- [What needs to be done]:
Return all of the entries below exactly as they are given.

+ + +

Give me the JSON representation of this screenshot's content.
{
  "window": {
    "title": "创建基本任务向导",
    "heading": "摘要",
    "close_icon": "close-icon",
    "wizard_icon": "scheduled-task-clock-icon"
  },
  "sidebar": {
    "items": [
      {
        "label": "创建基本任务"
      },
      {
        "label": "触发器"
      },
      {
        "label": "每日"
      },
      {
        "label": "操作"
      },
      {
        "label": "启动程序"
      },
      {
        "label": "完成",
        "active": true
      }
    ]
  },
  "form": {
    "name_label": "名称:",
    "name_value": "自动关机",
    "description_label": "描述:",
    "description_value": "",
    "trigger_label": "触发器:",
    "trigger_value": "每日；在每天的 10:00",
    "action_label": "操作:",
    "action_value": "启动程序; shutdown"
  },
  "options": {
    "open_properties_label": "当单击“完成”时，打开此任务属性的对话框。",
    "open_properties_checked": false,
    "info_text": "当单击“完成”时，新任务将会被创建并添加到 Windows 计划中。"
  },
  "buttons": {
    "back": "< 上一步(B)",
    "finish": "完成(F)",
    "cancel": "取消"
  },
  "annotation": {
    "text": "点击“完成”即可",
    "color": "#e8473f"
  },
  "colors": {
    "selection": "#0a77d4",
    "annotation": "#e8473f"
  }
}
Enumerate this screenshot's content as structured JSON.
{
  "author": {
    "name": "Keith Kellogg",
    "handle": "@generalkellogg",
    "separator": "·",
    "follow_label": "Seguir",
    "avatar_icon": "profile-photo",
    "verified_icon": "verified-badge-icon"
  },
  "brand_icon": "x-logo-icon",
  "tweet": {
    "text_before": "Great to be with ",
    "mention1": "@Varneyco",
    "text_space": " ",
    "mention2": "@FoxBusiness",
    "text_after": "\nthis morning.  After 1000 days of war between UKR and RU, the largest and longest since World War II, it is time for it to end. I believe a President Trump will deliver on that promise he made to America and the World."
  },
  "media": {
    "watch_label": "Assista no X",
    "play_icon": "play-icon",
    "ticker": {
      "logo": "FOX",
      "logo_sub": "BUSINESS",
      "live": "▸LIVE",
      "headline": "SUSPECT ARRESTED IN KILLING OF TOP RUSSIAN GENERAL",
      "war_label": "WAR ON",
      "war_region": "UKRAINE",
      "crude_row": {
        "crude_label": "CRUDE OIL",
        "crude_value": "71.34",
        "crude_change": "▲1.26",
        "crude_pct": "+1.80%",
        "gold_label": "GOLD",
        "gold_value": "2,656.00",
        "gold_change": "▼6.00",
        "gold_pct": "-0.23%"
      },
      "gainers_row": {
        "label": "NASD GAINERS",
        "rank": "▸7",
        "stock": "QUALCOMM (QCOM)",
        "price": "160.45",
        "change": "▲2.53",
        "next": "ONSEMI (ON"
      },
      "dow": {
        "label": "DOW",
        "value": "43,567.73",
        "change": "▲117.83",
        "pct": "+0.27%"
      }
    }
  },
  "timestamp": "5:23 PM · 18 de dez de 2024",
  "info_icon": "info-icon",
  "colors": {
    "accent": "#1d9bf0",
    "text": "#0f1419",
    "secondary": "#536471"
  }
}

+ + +

- [Answer space]:
Give me the JSON representation of this screenshot's content.
{
  "window": {
    "title": "创建基本任务向导",
    "heading": "摘要",
    "close_icon": "close-icon",
    "wizard_icon": "scheduled-task-clock-icon"
  },
  "sidebar": {
    "items": [
      {
        "label": "创建基本任务"
      },
      {
        "label": "触发器"
      },
      {
        "label": "每日"
      },
      {
        "label": "操作"
      },
      {
        "label": "启动程序"
      },
      {
        "label": "完成",
        "active": true
      }
    ]
  },
  "form": {
    "name_label": "名称:",
    "name_value": "自动关机",
    "description_label": "描述:",
    "description_value": "",
    "trigger_label": "触发器:",
    "trigger_value": "每日；在每天的 10:00",
    "action_label": "操作:",
    "action_value": "启动程序; shutdown"
  },
  "options": {
    "open_properties_label": "当单击“完成”时，打开此任务属性的对话框。",
    "open_properties_checked": false,
    "info_text": "当单击“完成”时，新任务将会被创建并添加到 Windows 计划中。"
  },
  "buttons": {
    "back": "< 上一步(B)",
    "finish": "完成(F)",
    "cancel": "取消"
  },
  "annotation": {
    "text": "点击“完成”即可",
    "color": "#e8473f"
  },
  "colors": {
    "selection": "#0a77d4",
    "annotation": "#e8473f"
  }
}
Enumerate this screenshot's content as structured JSON.
{
  "author": {
    "name": "Keith Kellogg",
    "handle": "@generalkellogg",
    "separator": "·",
    "follow_label": "Seguir",
    "avatar_icon": "profile-photo",
    "verified_icon": "verified-badge-icon"
  },
  "brand_icon": "x-logo-icon",
  "tweet": {
    "text_before": "Great to be with ",
    "mention1": "@Varneyco",
    "text_space": " ",
    "mention2": "@FoxBusiness",
    "text_after": "\nthis morning.  After 1000 days of war between UKR and RU, the largest and longest since World War II, it is time for it to end. I believe a President Trump will deliver on that promise he made to America and the World."
  },
  "media": {
    "watch_label": "Assista no X",
    "play_icon": "play-icon",
    "ticker": {
      "logo": "FOX",
      "logo_sub": "BUSINESS",
      "live": "▸LIVE",
      "headline": "SUSPECT ARRESTED IN KILLING OF TOP RUSSIAN GENERAL",
      "war_label": "WAR ON",
      "war_region": "UKRAINE",
      "crude_row": {
        "crude_label": "CRUDE OIL",
        "crude_value": "71.34",
        "crude_change": "▲1.26",
        "crude_pct": "+1.80%",
        "gold_label": "GOLD",
        "gold_value": "2,656.00",
        "gold_change": "▼6.00",
        "gold_pct": "-0.23%"
      },
      "gainers_row": {
        "label": "NASD GAINERS",
        "rank": "▸7",
        "stock": "QUALCOMM (QCOM)",
        "price": "160.45",
        "change": "▲2.53",
        "next": "ONSEMI (ON"
      },
      "dow": {
        "label": "DOW",
        "value": "43,567.73",
        "change": "▲117.83",
        "pct": "+0.27%"
      }
    }
  },
  "timestamp": "5:23 PM · 18 de dez de 2024",
  "info_icon": "info-icon",
  "colors": {
    "accent": "#1d9bf0",
    "text": "#0f1419",
    "secondary": "#536471"
  }
}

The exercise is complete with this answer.